2. The alienation, therefore, cannot apparently be supported as one binding on the reversioner. But this question really did not arise in the case, for the right which the plaintiff wanted to be declared was a present right as owner of the property, he having obtained the sole title by survivorship on the death of his brother. In such a case, no question of the validity of the alienation with respect to its effect on the rights of reversioners arises. If the widow did not succeed to the property as her husband's heir, then the alienation would be absolutely void as against the plaintiff, the present owner, and the character of the alienation would, in that case, also be equally unnecessary. The appellant's Counsel presses for a declaration that the alienation would not affect his reversionary rights. This, as already stated, was not the right which he sought to be declared in his plaint, and it is quite possible that the defendant, notwithstanding the framing of the third issue regarding the character of the alienation, might not have adduced all his evidence relating to that question, as he might have been advised that any finding on that issue would not affect the decree which the Court should pass in the case. And I do not think this is a case in which the Court should permit the plaintiff to vary the cause of action on which he came into Court and grant the discretionary relief of declaration. I have no doubt that the Court would be well advised not to exercise its discretion in such a case in favour of the plaintiff.

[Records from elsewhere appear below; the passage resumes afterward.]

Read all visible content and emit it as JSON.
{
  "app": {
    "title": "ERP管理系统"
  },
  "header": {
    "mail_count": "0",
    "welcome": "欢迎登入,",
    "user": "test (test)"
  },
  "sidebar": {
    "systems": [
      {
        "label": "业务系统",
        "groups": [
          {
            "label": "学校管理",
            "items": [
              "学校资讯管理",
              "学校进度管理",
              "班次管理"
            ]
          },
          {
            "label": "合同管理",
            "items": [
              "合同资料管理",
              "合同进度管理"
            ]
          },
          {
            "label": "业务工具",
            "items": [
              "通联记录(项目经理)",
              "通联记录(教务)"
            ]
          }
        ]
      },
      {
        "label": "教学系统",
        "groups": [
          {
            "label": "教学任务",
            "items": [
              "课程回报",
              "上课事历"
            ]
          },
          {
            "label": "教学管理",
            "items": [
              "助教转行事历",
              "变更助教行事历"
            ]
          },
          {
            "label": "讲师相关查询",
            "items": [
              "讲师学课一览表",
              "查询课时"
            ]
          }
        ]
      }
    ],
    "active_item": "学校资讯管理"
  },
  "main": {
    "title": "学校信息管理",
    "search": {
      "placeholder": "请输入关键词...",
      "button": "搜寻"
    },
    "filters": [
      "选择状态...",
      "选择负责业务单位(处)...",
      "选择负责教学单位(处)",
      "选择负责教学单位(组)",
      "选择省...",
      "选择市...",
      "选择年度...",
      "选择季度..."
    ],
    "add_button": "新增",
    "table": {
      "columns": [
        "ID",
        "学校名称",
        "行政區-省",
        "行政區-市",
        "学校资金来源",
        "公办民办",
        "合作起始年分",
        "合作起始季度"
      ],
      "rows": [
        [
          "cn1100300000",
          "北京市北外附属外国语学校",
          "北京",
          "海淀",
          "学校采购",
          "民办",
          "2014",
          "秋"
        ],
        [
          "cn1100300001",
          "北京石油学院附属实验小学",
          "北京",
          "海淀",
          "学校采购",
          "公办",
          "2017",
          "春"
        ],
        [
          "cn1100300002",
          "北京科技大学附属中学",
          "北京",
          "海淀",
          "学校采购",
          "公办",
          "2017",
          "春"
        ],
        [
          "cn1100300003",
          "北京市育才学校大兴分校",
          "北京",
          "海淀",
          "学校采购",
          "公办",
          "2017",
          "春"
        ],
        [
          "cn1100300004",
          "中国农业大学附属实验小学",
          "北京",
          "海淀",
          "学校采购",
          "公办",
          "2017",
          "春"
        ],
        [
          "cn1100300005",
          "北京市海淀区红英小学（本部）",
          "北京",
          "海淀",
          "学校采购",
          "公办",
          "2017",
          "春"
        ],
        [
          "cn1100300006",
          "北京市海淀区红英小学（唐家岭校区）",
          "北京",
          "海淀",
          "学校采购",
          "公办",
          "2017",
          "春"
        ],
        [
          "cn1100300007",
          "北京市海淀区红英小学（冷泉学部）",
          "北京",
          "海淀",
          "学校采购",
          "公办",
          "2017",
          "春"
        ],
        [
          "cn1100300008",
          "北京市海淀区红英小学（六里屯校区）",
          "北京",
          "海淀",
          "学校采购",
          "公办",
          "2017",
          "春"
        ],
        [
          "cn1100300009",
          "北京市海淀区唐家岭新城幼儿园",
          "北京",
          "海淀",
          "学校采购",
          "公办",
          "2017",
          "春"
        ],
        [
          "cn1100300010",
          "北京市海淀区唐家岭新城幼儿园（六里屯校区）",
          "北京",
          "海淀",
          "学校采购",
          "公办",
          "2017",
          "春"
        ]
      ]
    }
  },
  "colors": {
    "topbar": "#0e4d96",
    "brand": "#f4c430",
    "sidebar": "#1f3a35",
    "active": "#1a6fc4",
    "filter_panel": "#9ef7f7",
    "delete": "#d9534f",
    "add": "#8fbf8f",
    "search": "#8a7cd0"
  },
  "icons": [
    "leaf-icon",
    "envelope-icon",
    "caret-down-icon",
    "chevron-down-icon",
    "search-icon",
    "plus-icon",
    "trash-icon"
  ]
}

3. I would, therefore, dismiss the second appeal without pronouncing a decisive opinion on the third issue. I have already stated that I would not be prepared to accept the finding of the lower Appellate Court that the alienation is binding on the plaintiff. I dismiss the second appeal.